City ponders tax increase for water plant upgrade
More than 35 years after it was built, the Two Harbors water plant is slated to receive significant upgrades beginning this fall.
The facility consists of three buildings. One houses the water plant lines and pumps, one handles the treatment of water and another holds a generator. The improvement plan involves demolishing two of the buildings, upgrading the treatment building and constructing a new structure to house the lines, pumps and generator.
The building nearest Lake Superior, which holds the lines and pumps, wasn’t meant for water treatment. It began as a power plant and since it was designed for a different purpose, it has never quite measured up, Heikkila said.
Its location has been problematic. In the 1970s, for example, outside wave and water activity damaged the structure, driving home the fact that it’s too close to the shoreline. The equipment inside is outdated, too; the pumps and filters are inefficient, Heikkila said.
Backup power generation became another concern when the city’s main generator failed recently. Power is essential to pumping water from the lake into water mains and to the city’s water tower for distribution. The booster stations that distribute water throughout the city have never had backup power, another problem the upgrade will resolve.
“We can’t get the water up the hill without having pumping stations throughout the town,” Heikkila said.
The City hired engineers from MSA Professional Services to analyze the buildings and come up with viable options for improvement.
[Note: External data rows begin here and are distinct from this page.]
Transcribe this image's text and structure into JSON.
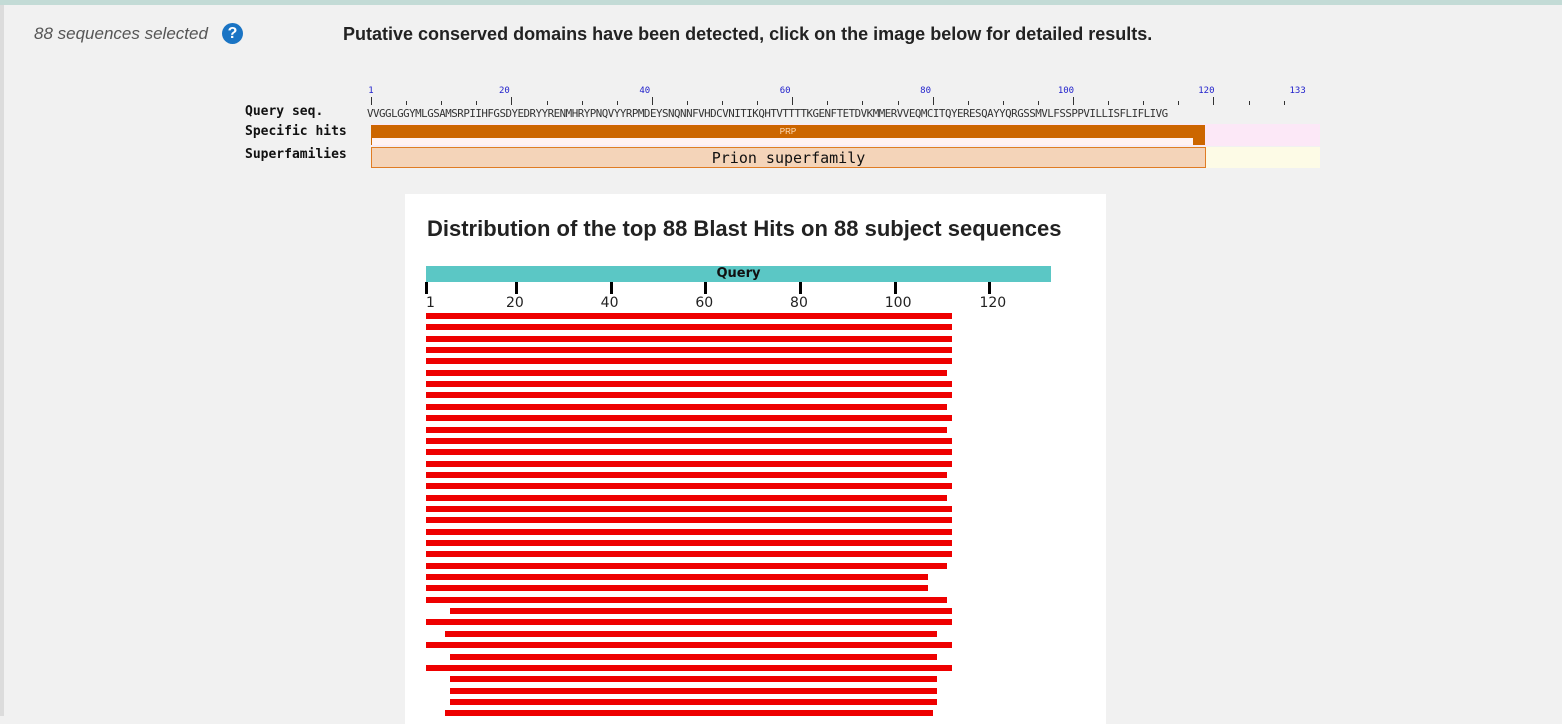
{
  "header": {
    "selected_text": "88 sequences selected",
    "help_glyph": "?",
    "message": "Putative conserved domains have been detected, click on the image below for detailed results."
  },
  "cdd": {
    "row_labels": {
      "query": "Query seq.",
      "specific": "Specific hits",
      "superfamilies": "Superfamilies"
    },
    "tick_numbers": [
      "1",
      "20",
      "40",
      "60",
      "80",
      "100",
      "120",
      "133"
    ],
    "query_sequence": "VVGGLGGYMLGSAMSRPIIHFGSDYEDRYYRENMHRYPNQVYYRPMDEYSNQNNFVHDCVNITIKQHTVTTTTKGENFTETDVKMMERVVEQMCITQYERESQAYYQRGSSMVLFSSPPVILLISFLIFLIVG",
    "specific_hit": "PRP",
    "superfamily": "Prion superfamily",
    "colors": {
      "specific": "#cc6600",
      "superfamily_fill": "#f4d4b9"
    }
  },
  "blast": {
    "title": "Distribution of the top 88 Blast Hits on 88 subject sequences",
    "query_label": "Query",
    "query_length": 133,
    "axis_labels": [
      "1",
      "20",
      "40",
      "60",
      "80",
      "100",
      "120"
    ],
    "colors": {
      "query": "#5bc7c5",
      "hit": "#ee0000"
    },
    "hits": [
      [
        1,
        112
      ],
      [
        1,
        112
      ],
      [
        1,
        112
      ],
      [
        1,
        112
      ],
      [
        1,
        112
      ],
      [
        1,
        111
      ],
      [
        1,
        112
      ],
      [
        1,
        112
      ],
      [
        1,
        111
      ],
      [
        1,
        112
      ],
      [
        1,
        111
      ],
      [
        1,
        112
      ],
      [
        1,
        112
      ],
      [
        1,
        112
      ],
      [
        1,
        111
      ],
      [
        1,
        112
      ],
      [
        1,
        111
      ],
      [
        1,
        112
      ],
      [
        1,
        112
      ],
      [
        1,
        112
      ],
      [
        1,
        112
      ],
      [
        1,
        112
      ],
      [
        1,
        111
      ],
      [
        1,
        107
      ],
      [
        1,
        107
      ],
      [
        1,
        111
      ],
      [
        6,
        112
      ],
      [
        1,
        112
      ],
      [
        5,
        109
      ],
      [
        1,
        112
      ],
      [
        6,
        109
      ],
      [
        1,
        112
      ],
      [
        6,
        109
      ],
      [
        6,
        109
      ],
      [
        6,
        109
      ],
      [
        5,
        108
      ]
    ]
  }
}
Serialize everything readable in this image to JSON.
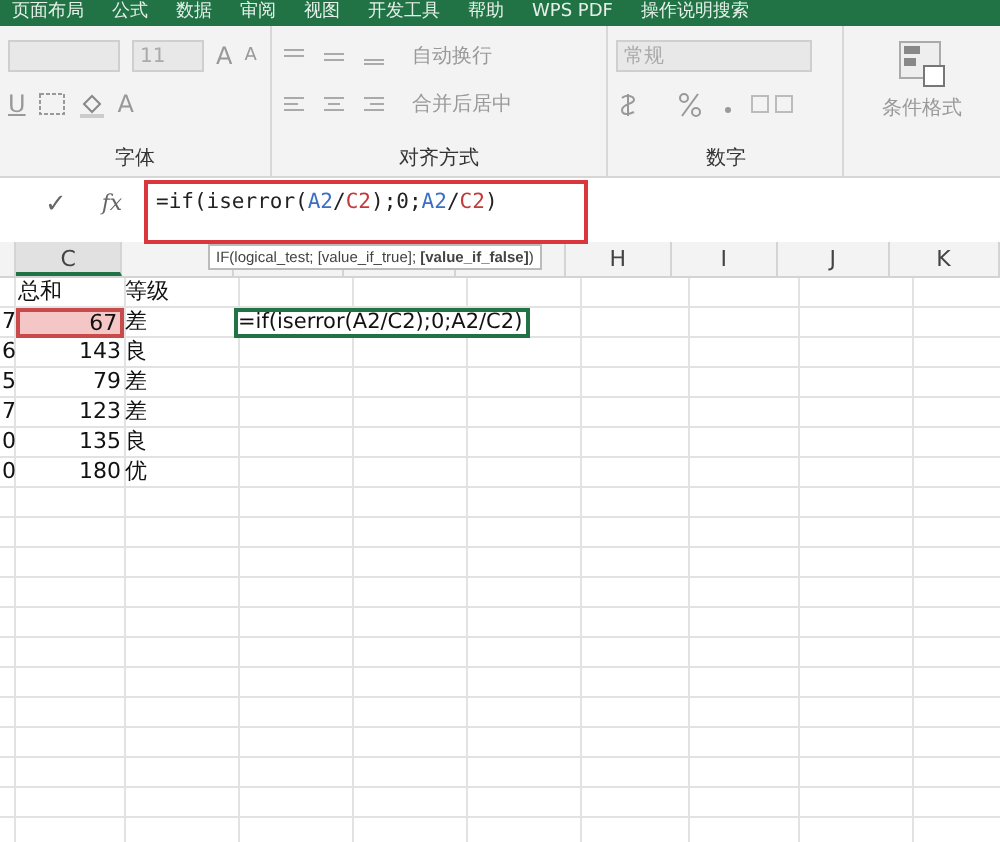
{
  "menu_tabs": [
    "页面布局",
    "公式",
    "数据",
    "审阅",
    "视图",
    "开发工具",
    "帮助",
    "WPS PDF",
    "操作说明搜索"
  ],
  "ribbon": {
    "grow_font": "A",
    "shrink_font": "A",
    "underline": "U",
    "font_color": "A",
    "font_size": "11",
    "font_group": "字体",
    "wrap_text": "自动换行",
    "merge_center": "合并后居中",
    "alignment_group": "对齐方式",
    "number_format": "常规",
    "number_group": "数字",
    "conditional_format": "条件格式"
  },
  "formula_bar": {
    "enter_icon": "✓",
    "function_icon": "fx",
    "segments": [
      {
        "text": "=if(iserror(",
        "color": "#222222"
      },
      {
        "text": "A2",
        "color": "#3a6fc4"
      },
      {
        "text": "/",
        "color": "#222222"
      },
      {
        "text": "C2",
        "color": "#c43a3a"
      },
      {
        "text": ");0;",
        "color": "#222222"
      },
      {
        "text": "A2",
        "color": "#3a6fc4"
      },
      {
        "text": "/",
        "color": "#222222"
      },
      {
        "text": "C2",
        "color": "#c43a3a"
      },
      {
        "text": ")",
        "color": "#222222"
      }
    ]
  },
  "tooltip": "IF(logical_test; [value_if_true]; **[value_if_false]**)",
  "columns": [
    {
      "selected": false
    },
    {
      "label": "C",
      "selected": true
    },
    {
      "selected": false
    },
    {
      "selected": false
    },
    {
      "selected": false
    },
    {
      "selected": false
    },
    {
      "label": "H",
      "selected": false
    },
    {
      "label": "I",
      "selected": false
    },
    {
      "label": "J",
      "selected": false
    },
    {
      "label": "K",
      "selected": false
    }
  ],
  "rows": [
    {
      "col_c": "总和",
      "col_d": "等级",
      "c_selected": false
    },
    {
      "col_b": "7",
      "col_c": "67",
      "col_d": "差",
      "col_e": "=if(iserror(A2/C2);0;A2/C2)",
      "c_selected": true
    },
    {
      "col_b": "6",
      "col_c": "143",
      "col_d": "良",
      "c_selected": false
    },
    {
      "col_b": "5",
      "col_c": "79",
      "col_d": "差",
      "c_selected": false
    },
    {
      "col_b": "7",
      "col_c": "123",
      "col_d": "差",
      "c_selected": false
    },
    {
      "col_b": "0",
      "col_c": "135",
      "col_d": "良",
      "c_selected": false
    },
    {
      "col_b": "0",
      "col_c": "180",
      "col_d": "优",
      "c_selected": false
    }
  ]
}
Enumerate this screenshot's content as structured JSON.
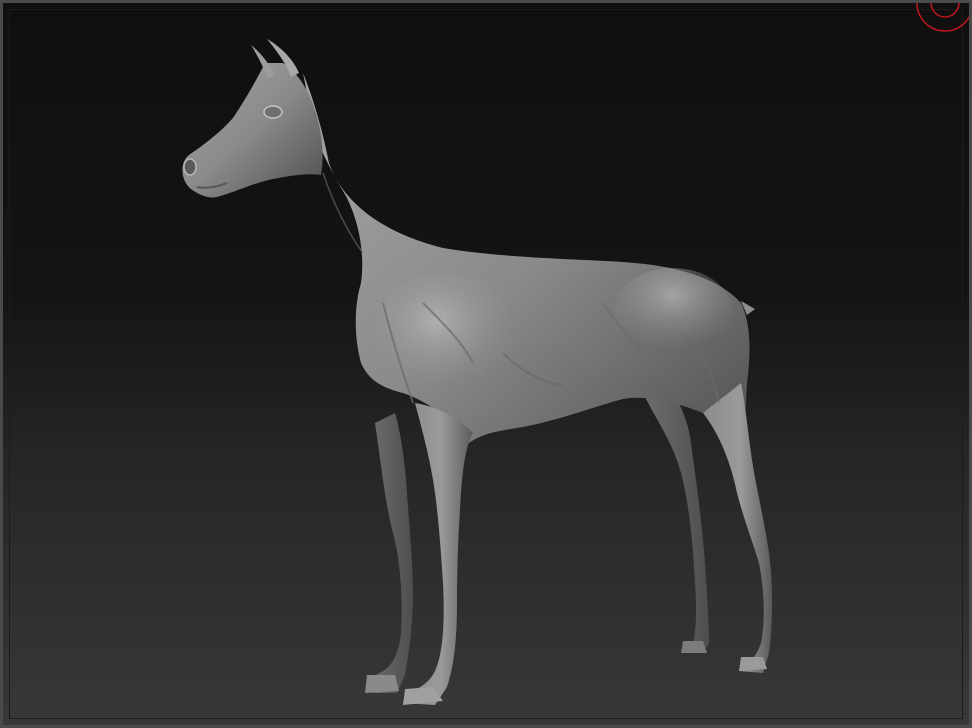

Heikkila said the clear answer out of three options, was to tear down the generator building, decommission the turbine building and make significant upgrades to the system all at once.
“This was by far more efficient (and cost-effective) over the next 20 years,” Heikkila said.
The biggest hurdle is the price tag – an estimated $5 million.
“The funding for this is going to be a problem,” city councilor Roger Simonson told the News-Chronicle. “It’s not a large community of users.”
Councilors have said that there are 1,700 utility customers in the city.
Simonson said city officials have lobbied the state for bonding, but the project wasn’t included in Gov. Mark Dayton’s 2014 capital budget recommendations. The governor said that loan programs are available for the project.
At last week’s city finance and agenda meeting, councilor Jerry Norberg said the city is considering asking the voters for a sales tax increase to help pay for the project.
“I think we would be remiss ... not to look at getting a 0.5 percent sales tax increase on the fall ballot,” Norberg said.
If the voters approved the increase, councilors would bring the proposal to the legislature next spring, Norberg said. He did not say how much money such an increase would add to city coffers and calls to Norberg were not returned. City administrator Lee Klein was out of the office and could not be reached for further comment.
Heikkila said he hopes the upgrades will be done by next spring, and in the meantime utility customers won’t experience any service interruptions.
“We’ll be very busy but people won’t notice anything,” he said.
The water plant employs four people working in shifts, complemented by a distribution crew that works with water mains, sewer collection and natural gas.